Faith is something that has to be lived into, and while God appreciates a good theological and intellectual banter, at some point, yielding must occur. In the midst of illness, theological and intellectual banter provides security and safety unlike anything else. A security blanket of sorts. But so does faith. The phrase, “when God closes a door, somewhere He opens a window” is in some cases a theological cop-out and in other cases a theological security blanket, as on the one hand, it provides theological and spiritual safety for those who need to know that God never gives up the upper hand in our lives, especially when the going might seem to be getting tough. But on the other hand, it is so totally a theological cop-out, because it gives permission for us to choose the call. Or, instead, it places the blame in God’s hands completely, rather than in the hands of the human, which is the theologically appropriate response. Yes, I may be intellectualizing again, but it is also the seemingly comforting approach as well. Because if we say that God can potentially turn his back and shut the door on opportunities on a whim, then how are we to trust that God will be steady in our lives? To me, this phrase, if God doesn’t do X, He’ll certainly somewhere, at some point do Y, implies that God is inconsistent.
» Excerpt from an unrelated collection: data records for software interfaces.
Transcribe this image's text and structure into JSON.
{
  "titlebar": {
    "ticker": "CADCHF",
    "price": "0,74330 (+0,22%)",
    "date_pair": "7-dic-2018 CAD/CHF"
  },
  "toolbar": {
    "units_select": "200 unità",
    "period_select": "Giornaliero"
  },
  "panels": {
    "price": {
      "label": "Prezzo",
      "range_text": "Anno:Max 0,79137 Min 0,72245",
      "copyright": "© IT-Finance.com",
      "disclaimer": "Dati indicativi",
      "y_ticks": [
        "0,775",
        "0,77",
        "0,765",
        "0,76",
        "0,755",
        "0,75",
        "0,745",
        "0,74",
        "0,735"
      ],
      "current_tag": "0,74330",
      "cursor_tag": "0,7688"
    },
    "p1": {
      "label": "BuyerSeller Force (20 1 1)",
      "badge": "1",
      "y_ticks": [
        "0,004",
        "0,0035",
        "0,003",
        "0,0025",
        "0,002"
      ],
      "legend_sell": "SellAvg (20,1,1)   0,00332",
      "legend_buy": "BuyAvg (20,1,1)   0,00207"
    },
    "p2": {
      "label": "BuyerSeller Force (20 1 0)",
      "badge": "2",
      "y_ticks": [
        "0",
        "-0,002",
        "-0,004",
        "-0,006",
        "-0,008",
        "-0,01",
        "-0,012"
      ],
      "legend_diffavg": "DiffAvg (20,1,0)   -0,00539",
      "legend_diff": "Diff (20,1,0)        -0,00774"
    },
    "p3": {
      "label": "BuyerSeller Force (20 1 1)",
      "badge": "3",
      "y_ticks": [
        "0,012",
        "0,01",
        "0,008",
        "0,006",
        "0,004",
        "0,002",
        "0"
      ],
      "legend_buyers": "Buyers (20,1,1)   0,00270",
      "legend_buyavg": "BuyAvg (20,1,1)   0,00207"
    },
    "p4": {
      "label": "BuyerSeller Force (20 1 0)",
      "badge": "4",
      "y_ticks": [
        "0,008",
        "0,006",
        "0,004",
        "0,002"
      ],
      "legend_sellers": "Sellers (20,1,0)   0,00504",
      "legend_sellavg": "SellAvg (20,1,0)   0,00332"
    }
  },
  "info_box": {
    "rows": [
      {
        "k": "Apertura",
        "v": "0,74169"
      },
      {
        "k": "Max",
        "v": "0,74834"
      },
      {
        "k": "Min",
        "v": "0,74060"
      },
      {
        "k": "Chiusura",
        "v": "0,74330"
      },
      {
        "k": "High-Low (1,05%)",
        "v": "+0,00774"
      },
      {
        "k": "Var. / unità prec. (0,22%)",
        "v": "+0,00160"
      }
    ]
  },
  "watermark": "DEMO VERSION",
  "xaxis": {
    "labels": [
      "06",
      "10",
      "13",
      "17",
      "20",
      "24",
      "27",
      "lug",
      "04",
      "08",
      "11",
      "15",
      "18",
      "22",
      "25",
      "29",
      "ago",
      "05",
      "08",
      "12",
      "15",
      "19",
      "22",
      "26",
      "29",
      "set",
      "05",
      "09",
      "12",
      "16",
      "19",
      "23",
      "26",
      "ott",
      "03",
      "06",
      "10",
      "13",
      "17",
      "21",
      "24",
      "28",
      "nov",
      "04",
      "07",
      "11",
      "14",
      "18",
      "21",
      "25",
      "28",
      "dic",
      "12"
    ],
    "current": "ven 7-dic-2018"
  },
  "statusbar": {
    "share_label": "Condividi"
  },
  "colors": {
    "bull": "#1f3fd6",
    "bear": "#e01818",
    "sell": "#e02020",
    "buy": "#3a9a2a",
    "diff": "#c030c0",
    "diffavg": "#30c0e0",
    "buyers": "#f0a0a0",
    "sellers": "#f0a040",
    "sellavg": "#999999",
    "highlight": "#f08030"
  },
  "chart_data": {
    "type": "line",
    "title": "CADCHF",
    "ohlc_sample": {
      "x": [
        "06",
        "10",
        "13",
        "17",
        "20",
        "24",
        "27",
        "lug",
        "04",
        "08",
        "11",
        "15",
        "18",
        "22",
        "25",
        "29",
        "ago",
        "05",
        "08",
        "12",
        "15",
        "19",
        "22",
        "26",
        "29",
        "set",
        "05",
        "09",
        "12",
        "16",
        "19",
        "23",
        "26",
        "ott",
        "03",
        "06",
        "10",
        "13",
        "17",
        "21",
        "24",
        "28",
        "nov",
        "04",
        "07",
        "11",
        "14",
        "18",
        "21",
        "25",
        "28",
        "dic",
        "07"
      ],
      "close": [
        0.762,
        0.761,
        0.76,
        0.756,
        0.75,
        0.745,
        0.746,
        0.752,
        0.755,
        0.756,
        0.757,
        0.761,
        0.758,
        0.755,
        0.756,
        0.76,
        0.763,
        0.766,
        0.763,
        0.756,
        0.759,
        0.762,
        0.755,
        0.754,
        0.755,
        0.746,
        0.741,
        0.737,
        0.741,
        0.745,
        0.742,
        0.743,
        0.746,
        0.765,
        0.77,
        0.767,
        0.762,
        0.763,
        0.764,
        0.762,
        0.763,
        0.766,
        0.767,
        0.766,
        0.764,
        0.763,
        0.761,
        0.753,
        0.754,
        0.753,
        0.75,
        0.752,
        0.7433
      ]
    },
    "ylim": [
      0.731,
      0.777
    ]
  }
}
And is the God of scripture, of Christianity, of Judeo-Christianity, a lackluster, inconsistent God? That certainly isn’t the God I was taught about in Sunday School, or in Seminary, or at Smith.
So who are you kidding? Are you the one who is closing the door to opportunity by your actions and your words? Are you the one limiting yourself by claiming medical conditions that aren’t real or aren’t as serious? Are you the one placing limitations on your job or call potential that God has for you for reasons that are fear-based rather than reality- and faith-based? Discern the motivations behind your words and actions, because God isn’t shutting doors and opening windows. There is no theology behind those words, only human actions motivated out of selfishness and fear. And no one deserves to live a life motivated based on those two emotions.